Japan Geoscience Union Meeting 2016

Presentation information


Symbol M (Multidisciplinary and Interdisciplinary) » M-IS Intersection

[M-IS11] tsunami deposit

Thu. May 26, 2016 10:45 AM - 12:00 PM IC (2F)

Convener:*Kazuhisa Goto(International Research Institute of Disaster Science (IRIDeS),Tohoku University), Masanobu Shishikura(Institute of Earthquake and Volcano Geology, National Institute of Advanced Industrial Science and Technology), Yuichi Nishimura(Graduate School of Science, Hokkaido University), Chair:Masanobu Shishikura(Institute of Earthquake and Volcano Geology, National Institute of Advanced Industrial Science and Technology)

11:00 AM - 11:15 AM

[MIS11-08] Exploring Coastal Wetlands of the southern Kyushu (Japan) with Consideration of their Preservation Potential for Tsunami Deposits

*Tsuyoshi Haraguchi1, Yuichi Yoshinaga2, Kimihiro UCHIMURA3, Jou Fukuda4 (1.Department of Geosciences,Graduate School of Science,Osaka City University, 2.Disaster Prevention Geo-Research institute, 3.West Japan Engineering Consultants, Inc., 4.Kyushu Electric Power Co., Inc.)

Keywords:southern Kyushu, Tsunami Deposits

This research project is based on tsunami geology.
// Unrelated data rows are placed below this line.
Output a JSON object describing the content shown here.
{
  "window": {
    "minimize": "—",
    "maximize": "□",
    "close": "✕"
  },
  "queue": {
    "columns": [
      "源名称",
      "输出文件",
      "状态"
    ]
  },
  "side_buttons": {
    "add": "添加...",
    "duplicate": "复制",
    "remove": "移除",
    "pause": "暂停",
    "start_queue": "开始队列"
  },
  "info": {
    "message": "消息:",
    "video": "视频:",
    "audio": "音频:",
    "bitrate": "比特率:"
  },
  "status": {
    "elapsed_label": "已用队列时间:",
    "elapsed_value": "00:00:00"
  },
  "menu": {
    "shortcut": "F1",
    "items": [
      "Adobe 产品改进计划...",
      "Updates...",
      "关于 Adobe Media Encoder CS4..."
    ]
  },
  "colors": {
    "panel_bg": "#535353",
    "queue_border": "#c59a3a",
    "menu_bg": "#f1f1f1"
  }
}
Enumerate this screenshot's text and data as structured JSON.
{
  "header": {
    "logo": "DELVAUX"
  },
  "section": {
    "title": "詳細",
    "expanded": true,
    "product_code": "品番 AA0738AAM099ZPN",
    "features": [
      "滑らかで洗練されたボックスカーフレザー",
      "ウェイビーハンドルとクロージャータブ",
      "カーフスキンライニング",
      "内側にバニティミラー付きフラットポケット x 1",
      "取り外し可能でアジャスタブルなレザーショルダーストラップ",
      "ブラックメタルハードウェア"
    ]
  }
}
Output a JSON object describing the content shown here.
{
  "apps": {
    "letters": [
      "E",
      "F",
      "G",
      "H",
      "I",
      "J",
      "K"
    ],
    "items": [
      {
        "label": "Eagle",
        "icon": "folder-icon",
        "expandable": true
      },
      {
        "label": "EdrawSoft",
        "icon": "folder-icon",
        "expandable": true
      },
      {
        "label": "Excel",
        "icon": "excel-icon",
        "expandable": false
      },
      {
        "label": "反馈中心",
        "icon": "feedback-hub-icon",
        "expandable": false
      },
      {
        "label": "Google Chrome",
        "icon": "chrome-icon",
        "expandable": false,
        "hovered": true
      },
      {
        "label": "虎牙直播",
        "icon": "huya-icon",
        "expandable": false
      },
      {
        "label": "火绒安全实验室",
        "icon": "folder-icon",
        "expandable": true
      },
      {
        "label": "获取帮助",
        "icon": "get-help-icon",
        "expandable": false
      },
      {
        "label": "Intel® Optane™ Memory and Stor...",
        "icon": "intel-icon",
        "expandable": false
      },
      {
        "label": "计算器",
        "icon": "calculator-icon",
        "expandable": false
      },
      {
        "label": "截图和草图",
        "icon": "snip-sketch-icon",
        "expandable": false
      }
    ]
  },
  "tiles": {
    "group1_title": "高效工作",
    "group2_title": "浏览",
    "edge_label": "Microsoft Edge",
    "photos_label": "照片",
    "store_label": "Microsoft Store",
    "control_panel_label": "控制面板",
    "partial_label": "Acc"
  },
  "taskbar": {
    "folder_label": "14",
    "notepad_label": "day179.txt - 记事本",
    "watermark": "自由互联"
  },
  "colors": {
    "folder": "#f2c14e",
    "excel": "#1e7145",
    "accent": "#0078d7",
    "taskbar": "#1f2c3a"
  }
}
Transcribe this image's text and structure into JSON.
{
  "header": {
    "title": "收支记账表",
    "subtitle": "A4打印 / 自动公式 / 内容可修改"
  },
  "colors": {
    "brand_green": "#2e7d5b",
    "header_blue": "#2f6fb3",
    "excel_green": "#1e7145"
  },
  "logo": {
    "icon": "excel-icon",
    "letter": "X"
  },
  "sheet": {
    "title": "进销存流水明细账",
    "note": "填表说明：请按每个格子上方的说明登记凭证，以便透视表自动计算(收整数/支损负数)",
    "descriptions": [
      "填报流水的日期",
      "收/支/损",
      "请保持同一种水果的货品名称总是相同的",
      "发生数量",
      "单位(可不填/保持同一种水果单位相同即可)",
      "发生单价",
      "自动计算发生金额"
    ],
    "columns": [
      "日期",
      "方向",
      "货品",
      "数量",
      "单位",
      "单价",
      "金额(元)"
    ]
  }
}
Specifically, it addresses making ertinent inventories of coastal wetlands in the southern Kyushu (Japan) that faces the East China Sea, with the Ryukyu trench (an active fault of great extent) being situated farther south. Thus the present research is aimed at assistin in the assessment of recurrent intervals (or such related matters) of great earthquakes that may be generated by the rupture along the Ryukyu trench. The important consideration herein is as follows: A targeted wetland should e such that it is sensibly away from the shoreline and is protected by a natural beach ridge or so, permitting the deposition of peaty or clayey sediment under normal calm conditions, over a prolonged period of time (say several thousand years or more). Moreover, such a targeted wetland should, ideally, have been exposed to rare event (run-up of tsunami flows or so), leaving evidences that would be identifiable from a scientific means.
With the above-mentioned in mind, the examination of the field information available led the author to select a total of eleven coastal wetlands as sort of geo-archives (ten wetlands along the 130-km-long coastline of the Satsuma peninsula; one wetland on the 25-km-long coastline of the Koshikijima island). In all of the eleven wetlands, we retrieved a total of fourteen continuous sediment cores and subjected a number of (plant) specimens to the C-14 dating methodology. The results together confirmed that the retrieved sediment cores covered a span of recent six thousand years or longer. It is of particular interest herein to state that at the Nakayama wetland in the Koshikijima island, we found a few event layers being intercalated in a thick deposit of peat. The peat extends directly from the ground surface (elevation 3.3m) down to a depth of 9 m and is underlain by a marine deposit 4 meters or so thick. Each event layer consisted of an assembly of platy gravel of slate. Note herein that on the beach a great many number of platy slate gravel can be seen scattered. It is thus concluded that a sizable amount of the platy slate gravel were transported landwards by seawater flows over the beach, and were eventually deposited on to the peaty soil surface in the wetland. It is too premature, however, to judge the type and nature (tsunami or storm wave) of the responsible fluid forcing. Yet it is important to note that the occurrence of the events concentrated in the period between 2500 years B.P. and 3500 years B.P. In order to clarify the geological meaning of the particular time period, one should take a close look at the sequence of formation of the wetland. A tentative inference is as follows: Initially, there was a concave coastal planform toward the ocean; Alongshore sediment transport then facilitated the development of spit-like sedimentary features, eventually becoming a bay-mouth barrier; Then, the water body behind the barrier was gradually buried with terrigenous sediment, forming a peaty wet land. It is a subject for future studies to perform a detailed survey of cross-shore profiles through each of the selected wetlands, enabling one to assess the power of fluid forcing enough to transport a variety of sediment including platy gravel.